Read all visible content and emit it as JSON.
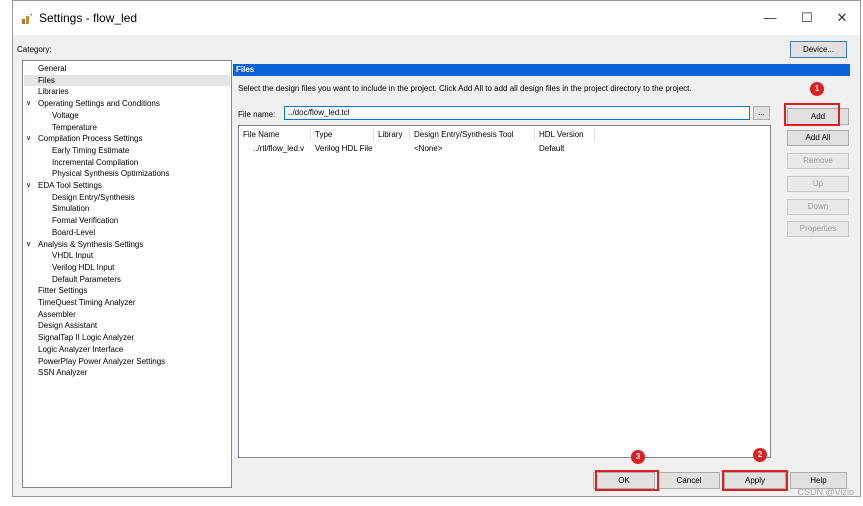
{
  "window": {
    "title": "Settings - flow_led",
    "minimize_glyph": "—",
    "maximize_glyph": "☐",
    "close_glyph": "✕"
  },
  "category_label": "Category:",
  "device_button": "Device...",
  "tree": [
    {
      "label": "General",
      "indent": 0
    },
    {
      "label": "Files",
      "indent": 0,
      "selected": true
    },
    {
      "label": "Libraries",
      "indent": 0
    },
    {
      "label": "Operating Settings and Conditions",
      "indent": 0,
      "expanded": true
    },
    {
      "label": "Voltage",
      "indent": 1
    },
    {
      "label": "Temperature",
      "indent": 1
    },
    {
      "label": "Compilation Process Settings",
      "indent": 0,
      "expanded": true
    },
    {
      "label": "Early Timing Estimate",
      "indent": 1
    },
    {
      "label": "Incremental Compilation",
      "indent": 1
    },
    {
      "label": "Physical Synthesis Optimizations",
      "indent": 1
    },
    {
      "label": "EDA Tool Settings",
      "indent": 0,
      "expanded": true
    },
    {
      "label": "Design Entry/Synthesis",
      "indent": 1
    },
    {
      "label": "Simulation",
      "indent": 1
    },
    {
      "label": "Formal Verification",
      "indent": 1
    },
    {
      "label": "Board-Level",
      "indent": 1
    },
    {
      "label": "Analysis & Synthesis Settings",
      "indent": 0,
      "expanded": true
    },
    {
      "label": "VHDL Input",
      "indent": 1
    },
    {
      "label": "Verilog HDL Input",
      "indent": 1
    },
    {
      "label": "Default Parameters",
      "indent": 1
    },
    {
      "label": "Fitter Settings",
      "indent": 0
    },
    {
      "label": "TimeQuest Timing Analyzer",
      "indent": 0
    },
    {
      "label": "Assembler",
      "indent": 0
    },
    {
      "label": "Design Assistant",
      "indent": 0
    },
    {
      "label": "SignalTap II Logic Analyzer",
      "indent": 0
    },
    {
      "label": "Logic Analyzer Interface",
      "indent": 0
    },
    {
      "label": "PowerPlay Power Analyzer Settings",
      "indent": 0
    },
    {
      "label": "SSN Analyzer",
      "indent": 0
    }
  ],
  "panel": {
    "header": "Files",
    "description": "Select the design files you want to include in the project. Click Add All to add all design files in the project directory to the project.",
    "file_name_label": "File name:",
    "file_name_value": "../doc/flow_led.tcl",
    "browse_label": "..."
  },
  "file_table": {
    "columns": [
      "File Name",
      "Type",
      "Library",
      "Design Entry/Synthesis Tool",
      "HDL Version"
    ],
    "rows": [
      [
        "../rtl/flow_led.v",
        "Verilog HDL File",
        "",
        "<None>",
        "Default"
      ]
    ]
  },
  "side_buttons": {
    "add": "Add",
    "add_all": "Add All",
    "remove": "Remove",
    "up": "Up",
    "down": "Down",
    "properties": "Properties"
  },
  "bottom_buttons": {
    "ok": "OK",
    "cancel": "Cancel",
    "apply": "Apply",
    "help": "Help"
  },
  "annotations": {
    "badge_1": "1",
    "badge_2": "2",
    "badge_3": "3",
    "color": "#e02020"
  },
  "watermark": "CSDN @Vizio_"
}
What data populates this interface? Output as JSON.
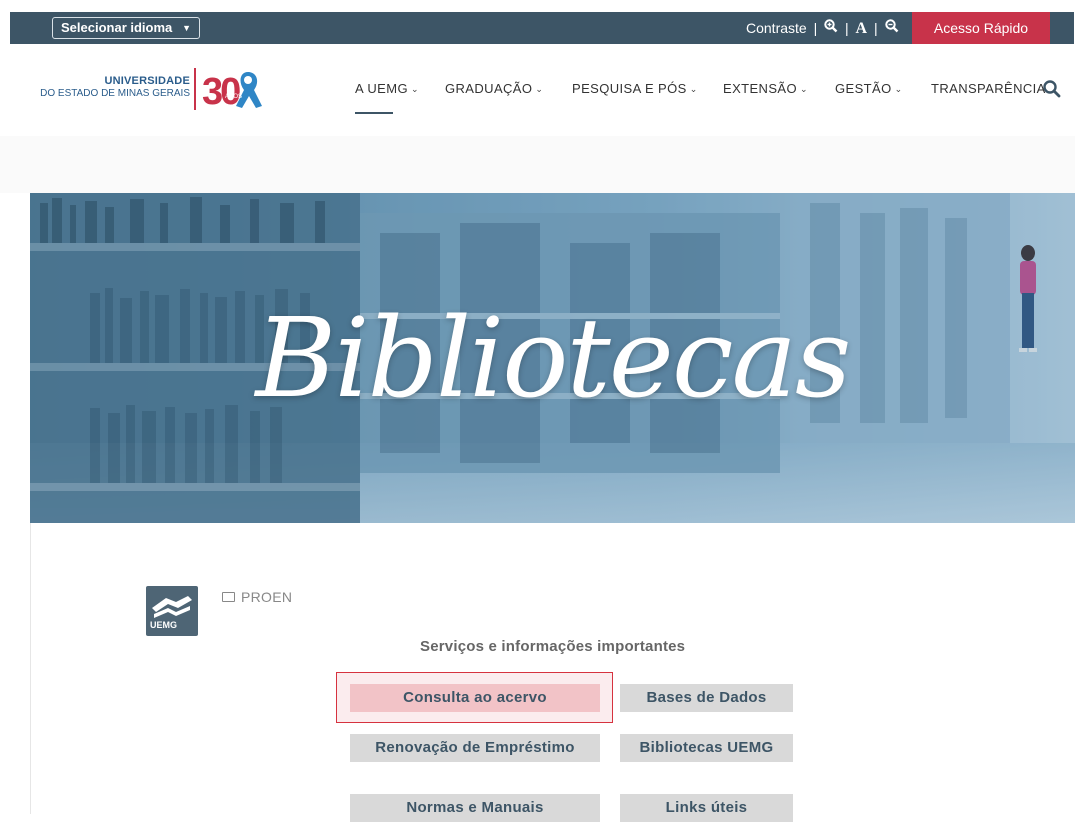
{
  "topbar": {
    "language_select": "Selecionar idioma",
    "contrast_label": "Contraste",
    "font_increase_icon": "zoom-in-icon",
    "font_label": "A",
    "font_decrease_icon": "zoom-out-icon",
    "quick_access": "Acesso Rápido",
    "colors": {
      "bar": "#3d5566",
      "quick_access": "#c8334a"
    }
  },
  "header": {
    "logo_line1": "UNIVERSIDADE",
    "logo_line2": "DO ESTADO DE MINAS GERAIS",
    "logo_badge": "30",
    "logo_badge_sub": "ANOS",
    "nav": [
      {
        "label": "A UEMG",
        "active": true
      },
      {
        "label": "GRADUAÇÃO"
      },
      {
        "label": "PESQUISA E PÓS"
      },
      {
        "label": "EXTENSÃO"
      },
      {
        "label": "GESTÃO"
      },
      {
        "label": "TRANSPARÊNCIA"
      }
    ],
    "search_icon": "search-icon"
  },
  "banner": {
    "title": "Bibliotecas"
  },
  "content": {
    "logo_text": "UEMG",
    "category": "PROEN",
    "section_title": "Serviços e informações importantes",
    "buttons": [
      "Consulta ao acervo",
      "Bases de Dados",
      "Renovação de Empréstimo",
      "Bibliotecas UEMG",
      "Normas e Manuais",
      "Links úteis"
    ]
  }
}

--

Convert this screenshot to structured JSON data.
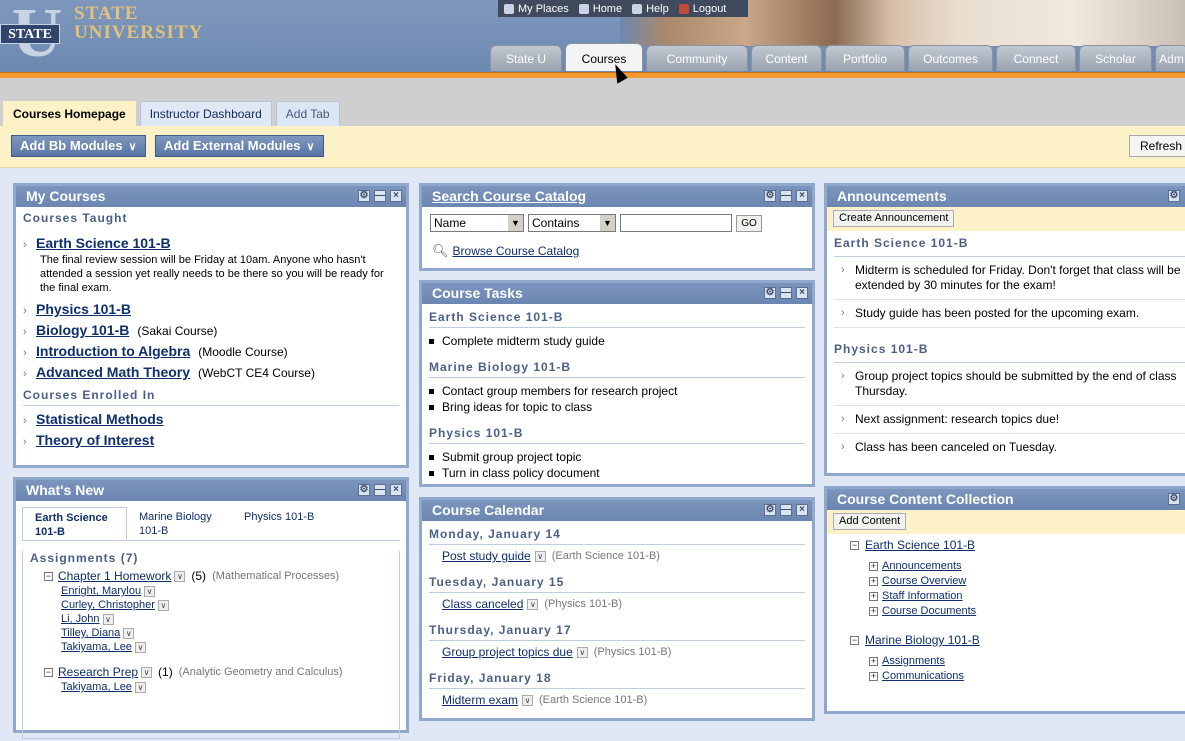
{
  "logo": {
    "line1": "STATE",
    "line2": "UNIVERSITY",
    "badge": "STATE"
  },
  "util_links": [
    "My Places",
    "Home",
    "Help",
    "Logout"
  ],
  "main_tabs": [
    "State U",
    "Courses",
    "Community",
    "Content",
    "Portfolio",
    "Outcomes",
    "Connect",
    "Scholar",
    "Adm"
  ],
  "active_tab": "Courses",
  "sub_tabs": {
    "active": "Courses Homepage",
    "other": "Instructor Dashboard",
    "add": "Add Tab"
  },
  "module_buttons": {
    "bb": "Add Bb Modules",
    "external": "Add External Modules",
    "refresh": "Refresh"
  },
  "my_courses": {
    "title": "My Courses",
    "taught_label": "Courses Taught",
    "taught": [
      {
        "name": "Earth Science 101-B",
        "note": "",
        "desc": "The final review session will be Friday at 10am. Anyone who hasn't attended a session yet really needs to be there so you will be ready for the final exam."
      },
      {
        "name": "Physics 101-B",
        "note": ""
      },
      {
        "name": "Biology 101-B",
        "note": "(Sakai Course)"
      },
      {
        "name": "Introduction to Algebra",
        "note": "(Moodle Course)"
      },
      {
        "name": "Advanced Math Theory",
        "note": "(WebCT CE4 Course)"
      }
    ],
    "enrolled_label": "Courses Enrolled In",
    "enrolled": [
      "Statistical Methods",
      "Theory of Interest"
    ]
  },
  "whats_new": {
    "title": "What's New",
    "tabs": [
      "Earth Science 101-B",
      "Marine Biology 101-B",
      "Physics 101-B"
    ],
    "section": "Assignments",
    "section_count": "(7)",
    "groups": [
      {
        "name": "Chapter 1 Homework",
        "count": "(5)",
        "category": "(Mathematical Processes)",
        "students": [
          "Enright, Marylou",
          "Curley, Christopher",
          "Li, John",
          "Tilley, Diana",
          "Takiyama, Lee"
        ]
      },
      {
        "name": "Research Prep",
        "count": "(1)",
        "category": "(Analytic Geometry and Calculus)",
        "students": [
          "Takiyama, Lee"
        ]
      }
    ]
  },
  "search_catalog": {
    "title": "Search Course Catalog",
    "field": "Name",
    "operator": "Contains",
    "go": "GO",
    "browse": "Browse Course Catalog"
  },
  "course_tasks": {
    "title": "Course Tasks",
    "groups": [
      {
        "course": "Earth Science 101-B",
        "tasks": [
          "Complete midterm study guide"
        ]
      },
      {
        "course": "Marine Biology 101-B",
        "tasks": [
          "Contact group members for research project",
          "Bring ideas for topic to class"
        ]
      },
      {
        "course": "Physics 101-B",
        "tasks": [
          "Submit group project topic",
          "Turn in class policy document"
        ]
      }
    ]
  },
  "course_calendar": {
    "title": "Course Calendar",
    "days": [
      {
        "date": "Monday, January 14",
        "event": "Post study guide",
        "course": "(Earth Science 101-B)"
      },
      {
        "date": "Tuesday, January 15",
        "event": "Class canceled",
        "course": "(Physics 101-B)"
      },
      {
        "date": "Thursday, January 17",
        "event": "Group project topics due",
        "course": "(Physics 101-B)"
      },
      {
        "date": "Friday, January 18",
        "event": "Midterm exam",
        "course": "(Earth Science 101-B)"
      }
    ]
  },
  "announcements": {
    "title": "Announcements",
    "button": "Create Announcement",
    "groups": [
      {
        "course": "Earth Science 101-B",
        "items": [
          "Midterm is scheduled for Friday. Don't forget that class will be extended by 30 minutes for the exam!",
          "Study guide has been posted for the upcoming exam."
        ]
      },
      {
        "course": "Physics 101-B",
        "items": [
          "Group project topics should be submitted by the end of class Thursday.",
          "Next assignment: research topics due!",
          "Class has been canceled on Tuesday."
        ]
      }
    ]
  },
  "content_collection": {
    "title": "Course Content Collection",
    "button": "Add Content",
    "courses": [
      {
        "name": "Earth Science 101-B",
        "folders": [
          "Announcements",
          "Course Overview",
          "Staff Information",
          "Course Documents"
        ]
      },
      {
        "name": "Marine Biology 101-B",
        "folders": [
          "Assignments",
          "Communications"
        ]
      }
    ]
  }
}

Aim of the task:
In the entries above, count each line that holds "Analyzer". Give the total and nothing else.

Finished task:
5